  • $\begingroup$ I completely agree Pres is not $Pr^L$. I thought that still, this might be useful. $\endgroup$ Jul 29, 2018 at 16:10
  • 1
    $\begingroup$ Yes. See Simon Henry's comment. $\endgroup$
    – Tim Campion
    Jul 29, 2018 at 16:23
  • 1
    $\begingroup$ @IvanDiLiberti, Lex does not have an initial object as a 1-category, since every category with finite limits admits at least two finite limit preserving functors to the free-living isomorphism (namely the two constant functors). Hence Lex is not locally presentable as a 1-category. $\endgroup$ Jul 30, 2018 at 2:15
  • 2
    $\begingroup$ Well, I am mainly interested in the $\infty$-categorical situation anyway, and I assume that arguments which are "formal" enough will apply equally to both the $\infty$-categorical and the 1-categorical situation. But the meaning of this is that the 1-categorical $Pres$ (or $Pr^L$) should be considered as a $(2,1)$-category, in which case it has an initial object in the precise sense that the mapping space from it (actually, groupoid in this case) to any other is contractible. Moreover, the Gabriel-Ulmer duality is an equivalence of 2-categories. So, it is not a problem from my point of view. $\endgroup$
    – KotelKanim
    Jul 31, 2018 at 18:57

Your Answer

By clicking “Post Your Answer”, you agree to our terms of service and acknowledge that you have read and understand our privacy policy and code of conduct.

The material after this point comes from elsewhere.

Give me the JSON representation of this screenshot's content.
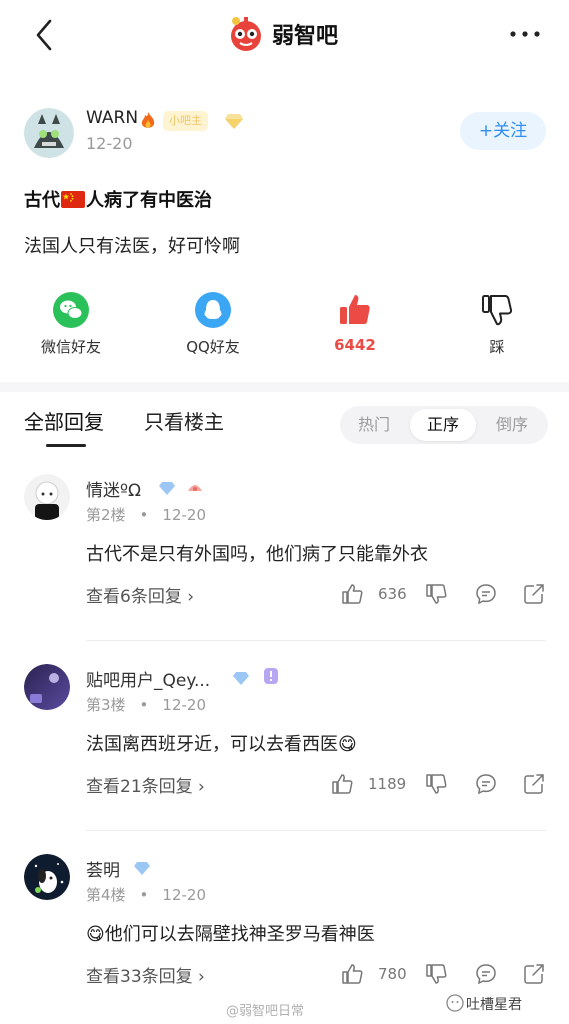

Not the answer you're looking for? Browse other questions tagged or ask your own question.